⟨

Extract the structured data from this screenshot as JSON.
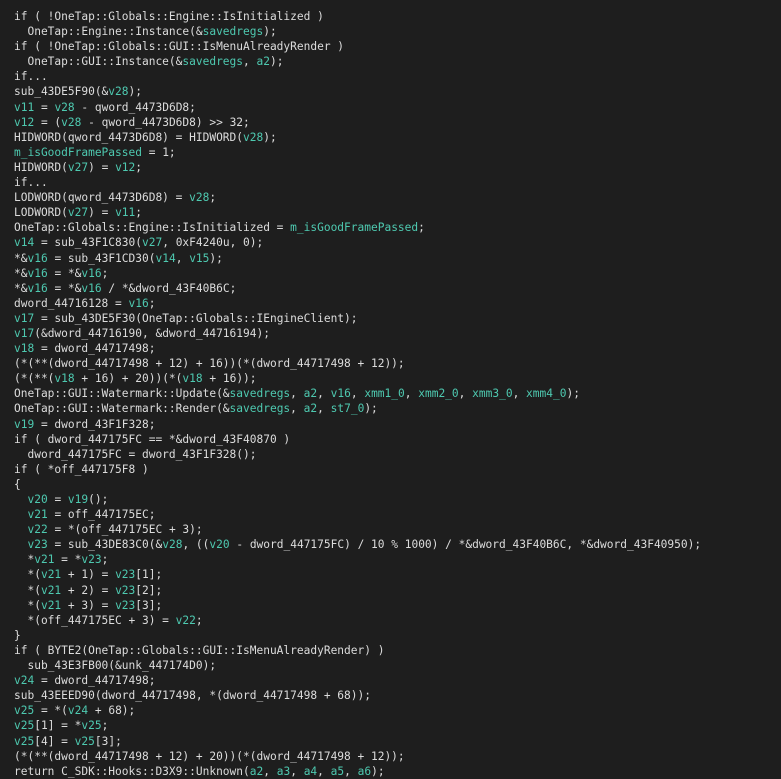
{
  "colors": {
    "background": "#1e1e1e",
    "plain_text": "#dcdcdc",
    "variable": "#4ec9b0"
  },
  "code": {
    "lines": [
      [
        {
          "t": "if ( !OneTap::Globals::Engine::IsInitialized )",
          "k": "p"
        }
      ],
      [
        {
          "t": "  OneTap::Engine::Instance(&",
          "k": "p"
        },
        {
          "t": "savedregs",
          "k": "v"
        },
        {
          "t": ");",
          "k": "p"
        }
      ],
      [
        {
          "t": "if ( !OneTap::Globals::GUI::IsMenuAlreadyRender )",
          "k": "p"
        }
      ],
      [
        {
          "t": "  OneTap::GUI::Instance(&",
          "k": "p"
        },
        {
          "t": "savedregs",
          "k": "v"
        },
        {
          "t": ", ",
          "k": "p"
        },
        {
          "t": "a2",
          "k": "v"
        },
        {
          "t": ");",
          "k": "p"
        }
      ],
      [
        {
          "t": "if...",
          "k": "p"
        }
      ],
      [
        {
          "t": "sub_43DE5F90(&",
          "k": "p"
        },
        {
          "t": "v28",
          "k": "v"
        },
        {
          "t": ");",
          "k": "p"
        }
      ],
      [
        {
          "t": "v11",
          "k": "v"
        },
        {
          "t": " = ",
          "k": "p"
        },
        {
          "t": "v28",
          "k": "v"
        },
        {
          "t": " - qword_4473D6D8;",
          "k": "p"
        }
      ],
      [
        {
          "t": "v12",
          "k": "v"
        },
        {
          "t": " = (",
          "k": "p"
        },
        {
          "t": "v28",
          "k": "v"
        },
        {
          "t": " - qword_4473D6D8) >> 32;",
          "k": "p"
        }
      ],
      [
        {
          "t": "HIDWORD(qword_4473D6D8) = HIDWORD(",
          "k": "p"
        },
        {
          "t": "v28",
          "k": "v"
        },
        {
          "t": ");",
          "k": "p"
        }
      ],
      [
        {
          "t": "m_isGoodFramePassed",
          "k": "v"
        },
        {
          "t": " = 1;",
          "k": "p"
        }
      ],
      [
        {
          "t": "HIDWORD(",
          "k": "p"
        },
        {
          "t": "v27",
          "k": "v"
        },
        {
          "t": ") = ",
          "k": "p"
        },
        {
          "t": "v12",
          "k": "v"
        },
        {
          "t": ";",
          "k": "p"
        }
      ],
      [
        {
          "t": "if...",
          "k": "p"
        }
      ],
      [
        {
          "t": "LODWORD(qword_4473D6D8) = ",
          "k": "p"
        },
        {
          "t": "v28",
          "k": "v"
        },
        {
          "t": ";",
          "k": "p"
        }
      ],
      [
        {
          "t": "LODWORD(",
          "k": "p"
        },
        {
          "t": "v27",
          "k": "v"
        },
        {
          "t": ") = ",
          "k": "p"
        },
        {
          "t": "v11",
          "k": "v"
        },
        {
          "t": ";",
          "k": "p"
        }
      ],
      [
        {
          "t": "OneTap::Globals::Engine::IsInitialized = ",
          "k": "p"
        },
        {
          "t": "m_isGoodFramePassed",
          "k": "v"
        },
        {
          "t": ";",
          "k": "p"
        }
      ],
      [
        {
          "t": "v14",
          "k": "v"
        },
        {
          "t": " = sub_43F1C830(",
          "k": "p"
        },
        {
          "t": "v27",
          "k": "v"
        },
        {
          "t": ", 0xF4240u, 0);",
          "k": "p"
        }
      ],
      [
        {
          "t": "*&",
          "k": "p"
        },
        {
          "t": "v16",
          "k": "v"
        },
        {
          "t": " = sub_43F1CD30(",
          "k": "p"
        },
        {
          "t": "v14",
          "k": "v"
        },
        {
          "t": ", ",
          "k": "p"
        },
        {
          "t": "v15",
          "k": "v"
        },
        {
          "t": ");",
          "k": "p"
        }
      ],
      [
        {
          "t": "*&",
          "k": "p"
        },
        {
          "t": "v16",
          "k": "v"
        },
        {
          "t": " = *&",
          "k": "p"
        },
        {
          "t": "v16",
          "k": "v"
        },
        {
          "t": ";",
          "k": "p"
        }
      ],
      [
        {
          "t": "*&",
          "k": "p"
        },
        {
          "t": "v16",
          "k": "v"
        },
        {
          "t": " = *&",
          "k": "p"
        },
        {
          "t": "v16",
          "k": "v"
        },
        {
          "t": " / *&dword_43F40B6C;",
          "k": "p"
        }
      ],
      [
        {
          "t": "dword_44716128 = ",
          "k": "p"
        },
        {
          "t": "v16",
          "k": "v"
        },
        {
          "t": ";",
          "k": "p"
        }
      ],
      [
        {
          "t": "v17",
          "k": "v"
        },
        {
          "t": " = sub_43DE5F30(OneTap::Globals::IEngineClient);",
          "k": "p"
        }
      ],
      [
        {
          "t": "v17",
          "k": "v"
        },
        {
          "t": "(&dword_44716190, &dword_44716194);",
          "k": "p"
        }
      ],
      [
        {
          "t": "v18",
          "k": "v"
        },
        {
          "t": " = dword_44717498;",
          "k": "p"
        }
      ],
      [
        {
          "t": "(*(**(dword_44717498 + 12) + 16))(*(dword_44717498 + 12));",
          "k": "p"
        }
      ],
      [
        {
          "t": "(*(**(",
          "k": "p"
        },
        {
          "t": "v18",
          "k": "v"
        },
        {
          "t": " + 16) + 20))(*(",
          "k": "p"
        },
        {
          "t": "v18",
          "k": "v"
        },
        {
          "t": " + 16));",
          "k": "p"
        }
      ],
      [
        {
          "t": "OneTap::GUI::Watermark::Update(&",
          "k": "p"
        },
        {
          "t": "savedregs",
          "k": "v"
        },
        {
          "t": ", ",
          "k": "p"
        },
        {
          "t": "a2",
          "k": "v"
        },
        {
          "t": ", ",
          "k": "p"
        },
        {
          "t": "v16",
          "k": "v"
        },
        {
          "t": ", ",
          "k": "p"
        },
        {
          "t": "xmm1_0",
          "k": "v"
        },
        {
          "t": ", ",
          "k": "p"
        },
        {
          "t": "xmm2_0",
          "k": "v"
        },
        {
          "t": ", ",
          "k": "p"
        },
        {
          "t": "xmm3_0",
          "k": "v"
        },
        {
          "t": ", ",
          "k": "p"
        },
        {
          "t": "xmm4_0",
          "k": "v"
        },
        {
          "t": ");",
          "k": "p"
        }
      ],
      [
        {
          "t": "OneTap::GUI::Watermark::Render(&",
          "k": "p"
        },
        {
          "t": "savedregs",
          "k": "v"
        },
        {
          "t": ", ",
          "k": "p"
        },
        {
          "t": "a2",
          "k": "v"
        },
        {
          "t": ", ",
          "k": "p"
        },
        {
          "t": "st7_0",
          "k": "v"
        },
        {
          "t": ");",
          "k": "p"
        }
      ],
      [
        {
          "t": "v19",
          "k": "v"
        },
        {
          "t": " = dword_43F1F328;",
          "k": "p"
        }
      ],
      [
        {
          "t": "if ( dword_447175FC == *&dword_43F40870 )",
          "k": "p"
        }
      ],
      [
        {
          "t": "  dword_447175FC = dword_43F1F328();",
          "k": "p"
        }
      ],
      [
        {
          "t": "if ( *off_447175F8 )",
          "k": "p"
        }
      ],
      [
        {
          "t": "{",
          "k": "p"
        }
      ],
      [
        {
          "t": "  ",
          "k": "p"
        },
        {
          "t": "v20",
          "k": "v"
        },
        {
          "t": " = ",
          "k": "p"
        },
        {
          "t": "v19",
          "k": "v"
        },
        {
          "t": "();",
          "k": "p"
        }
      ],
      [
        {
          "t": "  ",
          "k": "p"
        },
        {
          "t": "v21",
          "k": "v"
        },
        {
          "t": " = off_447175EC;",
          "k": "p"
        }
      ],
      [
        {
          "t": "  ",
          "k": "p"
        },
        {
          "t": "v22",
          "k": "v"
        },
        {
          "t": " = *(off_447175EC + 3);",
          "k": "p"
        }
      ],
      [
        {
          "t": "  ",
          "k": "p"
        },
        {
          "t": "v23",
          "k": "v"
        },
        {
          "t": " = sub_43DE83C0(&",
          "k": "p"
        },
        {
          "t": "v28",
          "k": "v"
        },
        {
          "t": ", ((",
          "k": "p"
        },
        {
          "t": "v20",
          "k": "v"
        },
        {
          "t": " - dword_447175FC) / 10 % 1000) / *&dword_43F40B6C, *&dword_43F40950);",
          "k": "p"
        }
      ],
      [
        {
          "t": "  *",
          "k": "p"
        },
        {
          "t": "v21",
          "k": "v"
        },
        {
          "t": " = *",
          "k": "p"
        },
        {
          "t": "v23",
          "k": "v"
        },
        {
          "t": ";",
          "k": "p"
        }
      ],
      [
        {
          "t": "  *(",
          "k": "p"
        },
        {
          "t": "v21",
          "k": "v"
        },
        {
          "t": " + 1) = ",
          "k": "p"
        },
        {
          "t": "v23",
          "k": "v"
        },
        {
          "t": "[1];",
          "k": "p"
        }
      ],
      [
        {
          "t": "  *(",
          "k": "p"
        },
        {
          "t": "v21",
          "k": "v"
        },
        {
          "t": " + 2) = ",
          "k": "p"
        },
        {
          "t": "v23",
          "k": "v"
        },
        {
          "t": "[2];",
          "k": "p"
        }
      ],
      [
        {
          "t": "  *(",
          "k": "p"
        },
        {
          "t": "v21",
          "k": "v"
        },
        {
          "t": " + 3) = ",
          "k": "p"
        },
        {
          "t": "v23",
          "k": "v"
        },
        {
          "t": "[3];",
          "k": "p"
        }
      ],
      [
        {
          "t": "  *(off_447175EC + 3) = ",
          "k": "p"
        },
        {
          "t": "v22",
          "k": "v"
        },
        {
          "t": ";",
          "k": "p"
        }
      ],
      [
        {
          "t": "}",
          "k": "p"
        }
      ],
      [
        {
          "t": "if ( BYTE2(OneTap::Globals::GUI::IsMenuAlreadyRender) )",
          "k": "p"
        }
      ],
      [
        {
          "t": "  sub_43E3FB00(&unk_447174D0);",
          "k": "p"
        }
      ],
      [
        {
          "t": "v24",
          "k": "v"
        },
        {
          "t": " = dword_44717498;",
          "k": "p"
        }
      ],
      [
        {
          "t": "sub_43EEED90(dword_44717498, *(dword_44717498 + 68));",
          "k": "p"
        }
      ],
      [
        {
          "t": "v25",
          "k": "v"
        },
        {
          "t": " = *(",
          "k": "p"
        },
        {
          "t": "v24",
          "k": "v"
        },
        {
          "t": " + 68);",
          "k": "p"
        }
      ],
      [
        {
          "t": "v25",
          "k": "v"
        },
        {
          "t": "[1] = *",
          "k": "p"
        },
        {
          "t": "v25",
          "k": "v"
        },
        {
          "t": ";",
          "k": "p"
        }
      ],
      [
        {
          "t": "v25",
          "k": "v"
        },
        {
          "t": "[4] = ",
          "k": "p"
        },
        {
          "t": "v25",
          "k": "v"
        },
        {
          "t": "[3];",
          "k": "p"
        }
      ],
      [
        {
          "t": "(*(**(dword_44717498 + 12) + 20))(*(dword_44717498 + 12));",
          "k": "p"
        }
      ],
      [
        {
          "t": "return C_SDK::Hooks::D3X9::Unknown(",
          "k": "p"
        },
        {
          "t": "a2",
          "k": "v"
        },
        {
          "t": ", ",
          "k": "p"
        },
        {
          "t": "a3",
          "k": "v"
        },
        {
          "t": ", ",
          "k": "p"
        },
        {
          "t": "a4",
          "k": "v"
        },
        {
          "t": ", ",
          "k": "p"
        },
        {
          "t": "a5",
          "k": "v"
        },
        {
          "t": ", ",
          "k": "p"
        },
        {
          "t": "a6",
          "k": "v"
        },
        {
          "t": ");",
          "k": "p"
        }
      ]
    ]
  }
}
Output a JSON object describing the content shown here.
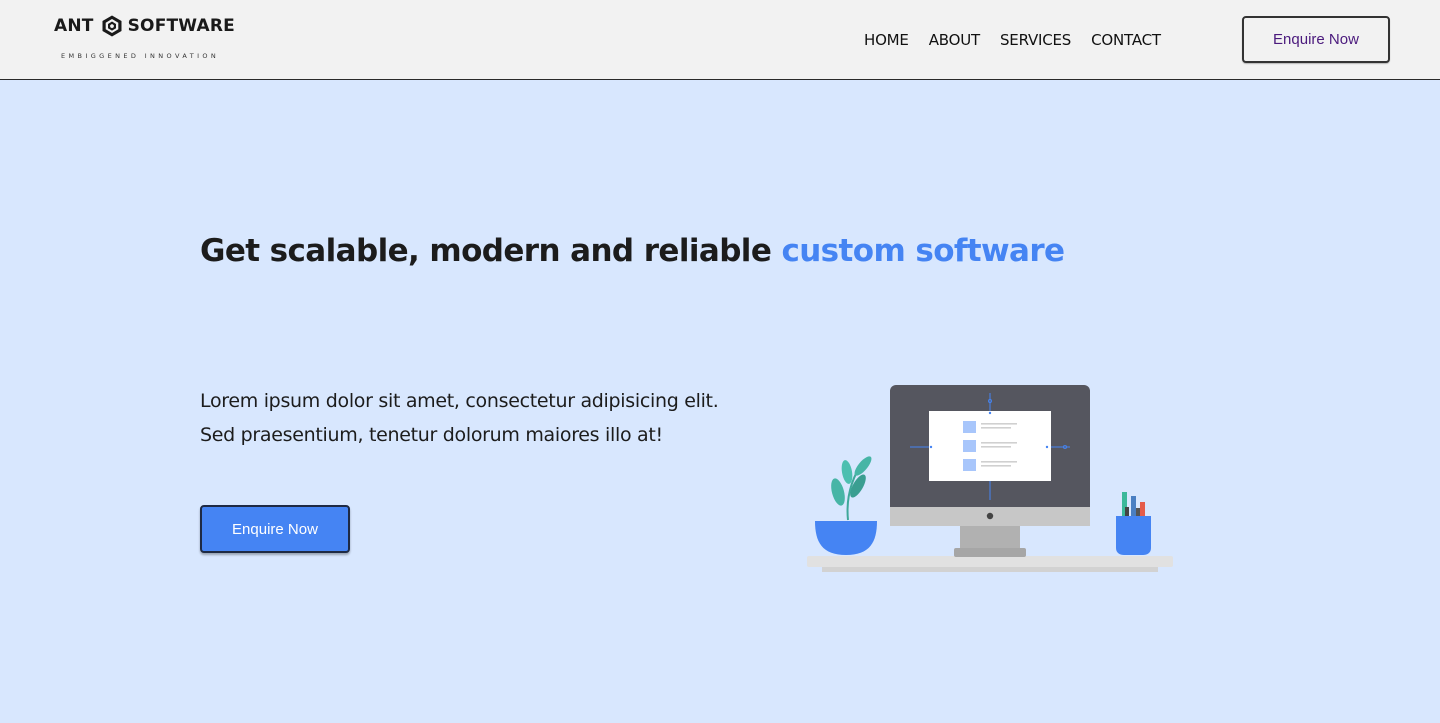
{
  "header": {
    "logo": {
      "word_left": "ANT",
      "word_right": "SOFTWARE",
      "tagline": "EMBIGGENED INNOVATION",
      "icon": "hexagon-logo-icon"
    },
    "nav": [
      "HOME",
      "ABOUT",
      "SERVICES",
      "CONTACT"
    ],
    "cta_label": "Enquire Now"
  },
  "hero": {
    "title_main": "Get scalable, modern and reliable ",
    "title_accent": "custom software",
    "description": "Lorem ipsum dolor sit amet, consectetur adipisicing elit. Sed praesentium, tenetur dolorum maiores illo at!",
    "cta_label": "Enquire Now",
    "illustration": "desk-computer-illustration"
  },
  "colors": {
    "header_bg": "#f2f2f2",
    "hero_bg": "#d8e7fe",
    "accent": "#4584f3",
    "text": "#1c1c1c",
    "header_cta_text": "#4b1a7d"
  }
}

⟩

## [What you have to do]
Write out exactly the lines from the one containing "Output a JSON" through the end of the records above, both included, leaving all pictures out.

## [Answer below]
Output a JSON object describing the content shown here.
{
  "header": {
    "logo": {
      "word_left": "ANT",
      "word_right": "SOFTWARE",
      "tagline": "EMBIGGENED INNOVATION",
      "icon": "hexagon-logo-icon"
    },
    "nav": [
      "HOME",
      "ABOUT",
      "SERVICES",
      "CONTACT"
    ],
    "cta_label": "Enquire Now"
  },
  "hero": {
    "title_main": "Get scalable, modern and reliable ",
    "title_accent": "custom software",
    "description": "Lorem ipsum dolor sit amet, consectetur adipisicing elit. Sed praesentium, tenetur dolorum maiores illo at!",
    "cta_label": "Enquire Now",
    "illustration": "desk-computer-illustration"
  },
  "colors": {
    "header_bg": "#f2f2f2",
    "hero_bg": "#d8e7fe",
    "accent": "#4584f3",
    "text": "#1c1c1c",
    "header_cta_text": "#4b1a7d"
  }
}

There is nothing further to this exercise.